After a steady diet of threshold thoughts and staggered steps in and out of the surf, I realized my pants were wetting at the tailored lines, and I decided to make way to my car and drive through Orange Beach just east and visit Perdido Pass briefly so I could let the pants dry and drop off something I’d carried with me a very long time. And due to the most recent move from Midtown to Knox’s, I still had it in the car, the large rock I’d acquired during a skim-boarding-excursion-turned-drinking-bout in high school, a near-decade prior, where I’d fully had that first good fleeting love in a moment with a girl named Tate Bonifay, a memory that was so sweet for such an extended time I couldn’t enforce even the rules of my own heart, to let the past be past, but it was time to forget the patience and allure of that young flash in time, to put the sign of such memory to bed back across the jetties where it had lain for a long time before a heavy youthful heart like mine had come along and told my hands to take it and keep it and maybe later sublimate my resolve.
I drove over the Key bridge against the tumid sun and crept into the narrow parking strip alongside the sand’s reach down toward the rocks’ stretch into the Gulf. The dunes, I could see from the bridge, had blown down from worsening storm systems and beach erosion, and had turned into something only recognizable to locals who had been around enough to see its demise for what it was. I jumped them when they were once twenty feet tall, as Bonifay sprawled up top with Billy and Patrick. She had sat like a football player, confident in her wear, sipping a beer like a mother emancipated from child watch, staring into the sun, curly long hair, a boarder’s attitude. Where had I, that kid, gone, too? The dunes were leveled like tables after a decade and were still beautiful, but lacked the luster of young people sweating in nascent love onto the sand that soon might forget them. I took off again alone on the beach and made it through the seemingly horizontal wind tunnels which tugged my lone body toward the result of what was cresting and crashing down at the shore. If I remembered correctly, the rock had been about ten yards down the rock row in the water, and so without self-doubt and a cigarette stub in my pocket, I negotiated the moist rock pilings down to a fair estimate, and sat on a heavier, dryer monolithic entity in the shade of a generous cloud between me and the sun.
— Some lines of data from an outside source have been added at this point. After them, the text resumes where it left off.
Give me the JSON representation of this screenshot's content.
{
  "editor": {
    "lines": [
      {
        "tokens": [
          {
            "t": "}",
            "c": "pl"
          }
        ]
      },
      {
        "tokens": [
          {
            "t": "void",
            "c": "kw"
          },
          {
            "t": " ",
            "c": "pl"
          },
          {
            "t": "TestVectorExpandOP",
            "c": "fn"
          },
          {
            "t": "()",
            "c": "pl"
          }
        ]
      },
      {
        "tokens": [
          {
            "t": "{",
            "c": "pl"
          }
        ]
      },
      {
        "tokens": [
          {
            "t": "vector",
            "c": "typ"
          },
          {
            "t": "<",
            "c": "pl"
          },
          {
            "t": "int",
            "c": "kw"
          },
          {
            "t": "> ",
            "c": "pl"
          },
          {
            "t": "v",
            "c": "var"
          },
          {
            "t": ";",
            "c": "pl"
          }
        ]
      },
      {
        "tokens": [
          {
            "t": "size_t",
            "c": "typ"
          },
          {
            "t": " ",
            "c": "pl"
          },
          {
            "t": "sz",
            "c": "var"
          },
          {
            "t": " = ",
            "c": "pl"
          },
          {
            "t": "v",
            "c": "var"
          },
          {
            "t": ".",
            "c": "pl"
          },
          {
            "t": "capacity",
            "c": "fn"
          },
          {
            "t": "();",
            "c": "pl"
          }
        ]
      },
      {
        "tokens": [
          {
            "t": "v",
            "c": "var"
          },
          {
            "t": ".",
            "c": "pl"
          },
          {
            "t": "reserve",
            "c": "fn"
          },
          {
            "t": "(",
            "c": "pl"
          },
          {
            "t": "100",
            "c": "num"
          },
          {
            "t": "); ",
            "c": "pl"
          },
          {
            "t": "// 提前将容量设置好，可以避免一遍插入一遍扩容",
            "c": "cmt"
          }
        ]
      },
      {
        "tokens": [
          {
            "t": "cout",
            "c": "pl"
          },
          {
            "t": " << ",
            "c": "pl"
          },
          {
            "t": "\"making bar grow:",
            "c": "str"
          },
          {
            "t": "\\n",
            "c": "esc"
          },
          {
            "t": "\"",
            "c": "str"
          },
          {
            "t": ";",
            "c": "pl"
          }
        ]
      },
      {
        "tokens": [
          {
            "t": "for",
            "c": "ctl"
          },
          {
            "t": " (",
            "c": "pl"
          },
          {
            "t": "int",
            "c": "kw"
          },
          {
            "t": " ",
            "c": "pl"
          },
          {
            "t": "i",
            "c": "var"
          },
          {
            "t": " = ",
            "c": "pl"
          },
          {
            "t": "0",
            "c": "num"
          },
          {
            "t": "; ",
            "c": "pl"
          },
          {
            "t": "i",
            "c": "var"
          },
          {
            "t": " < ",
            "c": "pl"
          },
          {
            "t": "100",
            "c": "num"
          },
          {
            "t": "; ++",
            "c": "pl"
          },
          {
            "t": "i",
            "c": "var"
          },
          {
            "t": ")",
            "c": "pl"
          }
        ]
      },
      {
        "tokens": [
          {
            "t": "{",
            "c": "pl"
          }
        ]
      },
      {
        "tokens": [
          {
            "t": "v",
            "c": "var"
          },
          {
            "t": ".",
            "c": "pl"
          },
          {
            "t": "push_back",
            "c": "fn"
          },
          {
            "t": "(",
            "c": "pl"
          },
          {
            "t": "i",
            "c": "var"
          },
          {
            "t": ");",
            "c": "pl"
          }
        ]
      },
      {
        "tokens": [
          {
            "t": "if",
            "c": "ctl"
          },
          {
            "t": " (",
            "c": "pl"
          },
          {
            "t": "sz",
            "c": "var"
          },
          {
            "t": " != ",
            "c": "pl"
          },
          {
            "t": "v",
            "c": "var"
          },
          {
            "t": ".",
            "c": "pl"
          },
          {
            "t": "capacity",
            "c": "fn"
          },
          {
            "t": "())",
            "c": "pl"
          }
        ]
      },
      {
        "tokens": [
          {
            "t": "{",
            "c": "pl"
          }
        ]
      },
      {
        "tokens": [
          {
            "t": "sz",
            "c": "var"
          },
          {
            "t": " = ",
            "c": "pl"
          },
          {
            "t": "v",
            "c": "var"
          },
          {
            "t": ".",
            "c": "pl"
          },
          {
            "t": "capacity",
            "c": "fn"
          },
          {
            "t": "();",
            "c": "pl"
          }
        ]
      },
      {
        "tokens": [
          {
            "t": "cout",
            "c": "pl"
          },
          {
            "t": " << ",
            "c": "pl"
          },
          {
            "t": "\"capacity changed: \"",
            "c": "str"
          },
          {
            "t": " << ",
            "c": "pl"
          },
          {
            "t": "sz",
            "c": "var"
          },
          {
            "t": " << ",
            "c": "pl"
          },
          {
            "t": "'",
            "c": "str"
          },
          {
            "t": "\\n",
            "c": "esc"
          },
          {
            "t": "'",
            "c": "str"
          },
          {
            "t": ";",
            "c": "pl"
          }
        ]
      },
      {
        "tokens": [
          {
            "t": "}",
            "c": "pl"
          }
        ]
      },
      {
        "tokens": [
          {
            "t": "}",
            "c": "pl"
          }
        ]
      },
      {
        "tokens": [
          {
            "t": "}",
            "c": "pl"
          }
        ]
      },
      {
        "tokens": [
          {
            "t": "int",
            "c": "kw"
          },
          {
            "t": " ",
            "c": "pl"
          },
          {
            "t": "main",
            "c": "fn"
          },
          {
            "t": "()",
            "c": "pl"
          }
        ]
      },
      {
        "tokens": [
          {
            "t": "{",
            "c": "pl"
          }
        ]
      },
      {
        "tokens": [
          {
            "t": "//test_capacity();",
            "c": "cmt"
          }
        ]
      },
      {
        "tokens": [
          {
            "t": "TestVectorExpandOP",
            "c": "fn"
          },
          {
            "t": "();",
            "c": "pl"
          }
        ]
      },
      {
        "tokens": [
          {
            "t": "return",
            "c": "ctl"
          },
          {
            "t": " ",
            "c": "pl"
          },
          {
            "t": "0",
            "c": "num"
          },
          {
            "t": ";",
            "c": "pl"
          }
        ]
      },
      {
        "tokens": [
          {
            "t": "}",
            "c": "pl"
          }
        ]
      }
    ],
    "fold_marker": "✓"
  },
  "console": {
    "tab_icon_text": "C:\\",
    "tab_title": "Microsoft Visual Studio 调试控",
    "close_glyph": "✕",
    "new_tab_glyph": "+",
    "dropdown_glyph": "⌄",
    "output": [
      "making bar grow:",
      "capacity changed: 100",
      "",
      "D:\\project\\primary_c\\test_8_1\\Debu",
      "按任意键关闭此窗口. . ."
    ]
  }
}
I was freezing at that point, but not confused, not in any mood to deliver a eulogy for that which was defecting from my custody, a memory of a beautiful girl I had carried around too long.
Damon Ferrell Marbut is a Southern poet and novelist. Originally from Mobile, Alabama, he now lives and writes in New Orleans, Louisiana, where he is working on a new novel. AWAKE IN THE MAD WORLD, his first published novel, is an entrant for the Pulitzer Prize for Fiction. He is a featured reader at the 10th Annual Saints and Sinners Literary Festival in New Orleans, May 2013.